[Website and app data records]
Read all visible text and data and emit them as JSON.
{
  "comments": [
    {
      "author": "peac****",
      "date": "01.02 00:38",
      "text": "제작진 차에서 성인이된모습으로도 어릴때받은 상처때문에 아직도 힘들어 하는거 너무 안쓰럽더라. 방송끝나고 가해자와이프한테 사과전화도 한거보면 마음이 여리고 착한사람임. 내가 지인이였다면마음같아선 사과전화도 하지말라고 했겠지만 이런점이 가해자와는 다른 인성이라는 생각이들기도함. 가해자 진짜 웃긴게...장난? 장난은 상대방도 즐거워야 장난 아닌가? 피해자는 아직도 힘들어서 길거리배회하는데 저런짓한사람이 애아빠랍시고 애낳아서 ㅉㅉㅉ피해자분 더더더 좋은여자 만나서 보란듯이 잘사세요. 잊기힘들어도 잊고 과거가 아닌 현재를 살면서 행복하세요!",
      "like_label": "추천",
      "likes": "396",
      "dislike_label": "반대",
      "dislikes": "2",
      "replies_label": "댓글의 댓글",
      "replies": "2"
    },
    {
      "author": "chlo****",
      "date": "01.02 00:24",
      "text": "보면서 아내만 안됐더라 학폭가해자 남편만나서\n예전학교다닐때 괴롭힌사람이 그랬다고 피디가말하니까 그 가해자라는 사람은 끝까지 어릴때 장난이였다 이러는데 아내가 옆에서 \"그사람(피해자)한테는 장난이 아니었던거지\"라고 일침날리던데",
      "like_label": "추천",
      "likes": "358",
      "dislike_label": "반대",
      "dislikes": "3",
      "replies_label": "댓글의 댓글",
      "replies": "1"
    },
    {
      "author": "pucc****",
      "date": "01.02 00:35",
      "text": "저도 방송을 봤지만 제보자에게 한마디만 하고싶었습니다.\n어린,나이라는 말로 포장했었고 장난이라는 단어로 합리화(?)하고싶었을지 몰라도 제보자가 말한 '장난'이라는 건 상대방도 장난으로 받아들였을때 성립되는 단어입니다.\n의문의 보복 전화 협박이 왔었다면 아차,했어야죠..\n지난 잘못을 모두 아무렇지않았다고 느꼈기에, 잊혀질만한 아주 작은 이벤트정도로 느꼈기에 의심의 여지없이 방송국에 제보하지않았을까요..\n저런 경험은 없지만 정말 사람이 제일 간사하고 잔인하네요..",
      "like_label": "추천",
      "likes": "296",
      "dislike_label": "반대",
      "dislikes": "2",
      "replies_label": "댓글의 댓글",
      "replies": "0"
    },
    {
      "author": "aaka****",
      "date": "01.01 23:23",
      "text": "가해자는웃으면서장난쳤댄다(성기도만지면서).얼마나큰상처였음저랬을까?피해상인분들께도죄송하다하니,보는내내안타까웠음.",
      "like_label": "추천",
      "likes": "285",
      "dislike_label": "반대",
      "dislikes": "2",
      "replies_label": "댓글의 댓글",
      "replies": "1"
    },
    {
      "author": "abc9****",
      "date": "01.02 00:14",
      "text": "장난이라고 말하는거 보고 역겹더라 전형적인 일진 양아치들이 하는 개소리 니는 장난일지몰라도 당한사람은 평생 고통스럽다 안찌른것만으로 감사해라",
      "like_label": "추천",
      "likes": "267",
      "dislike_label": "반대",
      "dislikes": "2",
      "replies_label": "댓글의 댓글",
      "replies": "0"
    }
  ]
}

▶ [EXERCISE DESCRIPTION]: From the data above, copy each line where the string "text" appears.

▶ [SOLUTION FOR THIS EXERCISE]:
Read all visible text and data and emit them as JSON.
      "text": "제작진 차에서 성인이된모습으로도 어릴때받은 상처때문에 아직도 힘들어 하는거 너무 안쓰럽더라. 방송끝나고 가해자와이프한테 사과전화도 한거보면 마음이 여리고 착한사람임. 내가 지인이였다면마음같아선 사과전화도 하지말라고 했겠지만 이런점이 가해자와는 다른 인성이라는 생각이들기도함. 가해자 진짜 웃긴게...장난? 장난은 상대방도 즐거워야 장난 아닌가? 피해자는 아직도 힘들어서 길거리배회하는데 저런짓한사람이 애아빠랍시고 애낳아서 ㅉㅉㅉ피해자분 더더더 좋은여자 만나서 보란듯이 잘사세요. 잊기힘들어도 잊고 과거가 아닌 현재를 살면서 행복하세요!",
      "text": "보면서 아내만 안됐더라 학폭가해자 남편만나서\n예전학교다닐때 괴롭힌사람이 그랬다고 피디가말하니까 그 가해자라는 사람은 끝까지 어릴때 장난이였다 이러는데 아내가 옆에서 \"그사람(피해자)한테는 장난이 아니었던거지\"라고 일침날리던데",
      "text": "저도 방송을 봤지만 제보자에게 한마디만 하고싶었습니다.\n어린,나이라는 말로 포장했었고 장난이라는 단어로 합리화(?)하고싶었을지 몰라도 제보자가 말한 '장난'이라는 건 상대방도 장난으로 받아들였을때 성립되는 단어입니다.\n의문의 보복 전화 협박이 왔었다면 아차,했어야죠..\n지난 잘못을 모두 아무렇지않았다고 느꼈기에, 잊혀질만한 아주 작은 이벤트정도로 느꼈기에 의심의 여지없이 방송국에 제보하지않았을까요..\n저런 경험은 없지만 정말 사람이 제일 간사하고 잔인하네요..",
      "text": "가해자는웃으면서장난쳤댄다(성기도만지면서).얼마나큰상처였음저랬을까?피해상인분들께도죄송하다하니,보는내내안타까웠음.",
      "text": "장난이라고 말하는거 보고 역겹더라 전형적인 일진 양아치들이 하는 개소리 니는 장난일지몰라도 당한사람은 평생 고통스럽다 안찌른것만으로 감사해라",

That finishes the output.